Archive for December, 2009

My expectations for the guardian ad litem

Recently I fussed at a guardian of whom I am quite fond.  It’s never comfortable to fuss at folks one likes but I come from a culture where it’s considered better form to let others know one’s expectations than to remain silent and not allow others to meet these expectations or explain why they are […]

Judicial Merit Selection Commission report on Judge F.P. Segars-Andrews

The Judicial Merit Selection Commission report on Judge F.P. Segars-Andrews can be located here.

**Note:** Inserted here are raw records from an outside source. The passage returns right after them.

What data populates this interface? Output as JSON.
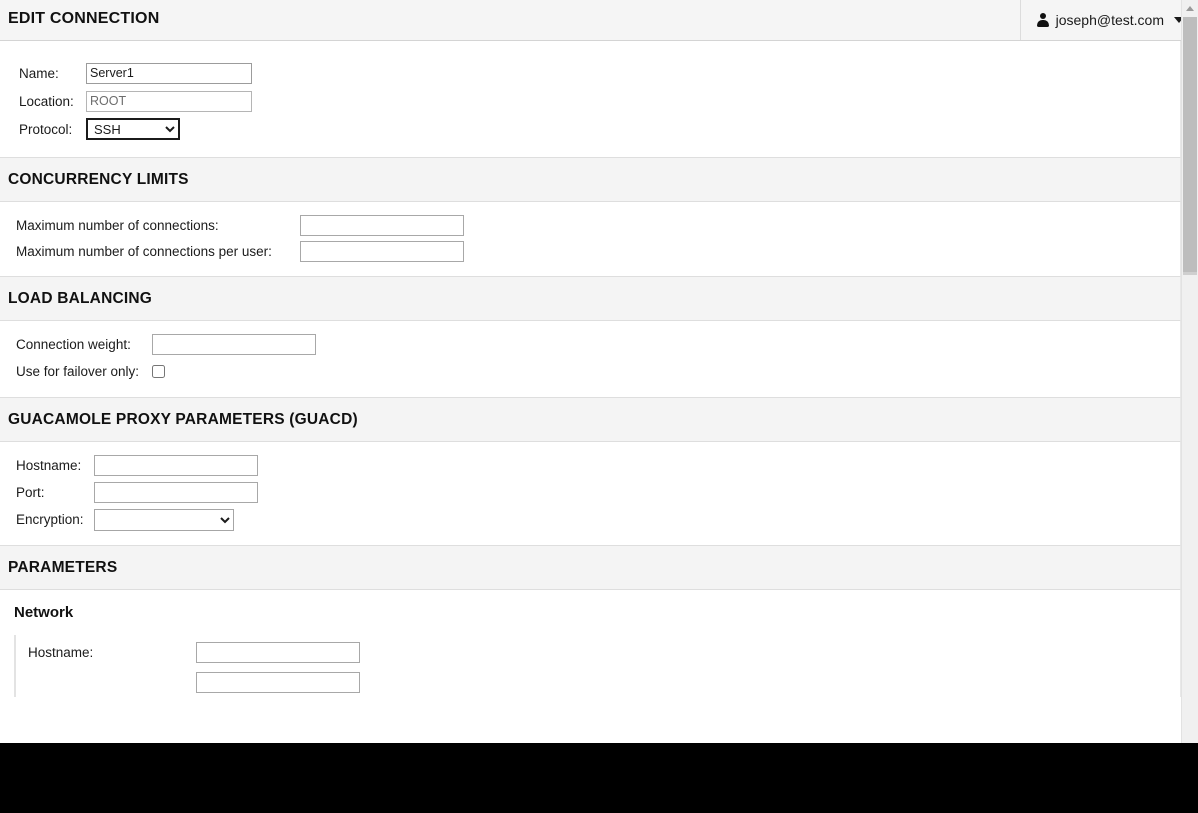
{
  "header": {
    "title": "EDIT CONNECTION",
    "user": {
      "icon": "person-icon",
      "label": "joseph@test.com",
      "caret_icon": "chevron-down-icon"
    }
  },
  "scrollbar": {
    "up_arrow_icon": "scroll-up-arrow-icon"
  },
  "connection": {
    "fields": {
      "name_label": "Name:",
      "name_value": "Server1",
      "location_label": "Location:",
      "location_value": "ROOT",
      "protocol_label": "Protocol:",
      "protocol_value": "SSH",
      "protocol_options": [
        "SSH"
      ]
    }
  },
  "concurrency": {
    "title": "CONCURRENCY LIMITS",
    "fields": {
      "max_connections_label": "Maximum number of connections:",
      "max_connections_value": "",
      "max_connections_per_user_label": "Maximum number of connections per user:",
      "max_connections_per_user_value": ""
    }
  },
  "load_balancing": {
    "title": "LOAD BALANCING",
    "fields": {
      "connection_weight_label": "Connection weight:",
      "connection_weight_value": "",
      "failover_only_label": "Use for failover only:",
      "failover_only_checked": false
    }
  },
  "guacd": {
    "title": "GUACAMOLE PROXY PARAMETERS (GUACD)",
    "fields": {
      "hostname_label": "Hostname:",
      "hostname_value": "",
      "port_label": "Port:",
      "port_value": "",
      "encryption_label": "Encryption:",
      "encryption_value": "",
      "encryption_options": [
        ""
      ]
    }
  },
  "parameters": {
    "title": "PARAMETERS",
    "network": {
      "subsection_title": "Network",
      "hostname_label": "Hostname:",
      "hostname_value": ""
    }
  }
}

It appears my concern that Mr. Simpson and his attorney may have sandbagged Judge Segars-Andrews about the alleged conflict created by the business relationship between her husband and Ms. Simpson’s attorney is not borne out by the facts.  It’s finally clear […]

Holiday visitation: loving your child more than you hate the other parent

Last year, shortly before imposing a criminal contempt sentence on a mother who had repeatedly and blithely interfered with my client’s visitation, the judge asked her: “Do you love your child more than you hate the other parent?”  I have practiced family law for sixteen years, yet the question was initially shocking and I continue […]

Judge F.P. Segars-Andrews’ troubles

If one reads the comments on the Charleston Post and Courier’s web site regarding the Judicial Merit Selection Commission’s preliminary decision that Judge F.P. Segars-Andrews is unqualified to remain a family court judge because of her handling of a divorce case in which there was a business relationship between her husband’s law partner and one […]

Appellate decisions that reduce clarity

One important feature of appellate decisions is that they generally clarify the law.  This clarity leads to greater justice at lower expense as trial court judges, relying upon these appellate decisions, are more likely to treat similarly-situated individuals similarly and because attorneys, relying upon these appellate decisions, are more likely to be able to agree […]

Smith case redux

Yesterday I posted about the December 9, 2009 Court of Appeals decision in Smith v. Smith, 386 S.C. 251, 687 S.E.2d 720 (Ct.App. 2009) noting that the court’s open ended reading of the catchall phrase “such other relief as the court may deem fit and proper” was going to create havoc at family court trials and […]

Court of Appeals decision rewards indefinite pleadings in family court

A few years ago I stopped adding the catchall phrase “and for such other relief as the court deems just and proper” to my family court pleadings.  I believed such a vague request failed to comport with due process and was therefore a nullity.  Most other family law attorneys continue to add such a catchall […]

Our worst moment

As someone who has previously noted my admiration for Tiger Woods, I cannot help but be saddened by his recent “troubles.”  What I hear from a number of his fellow admirers is not only are they disappointed by recent evidence of his misbehavior, but that it challenges their hope that some athlete or celebrity might […]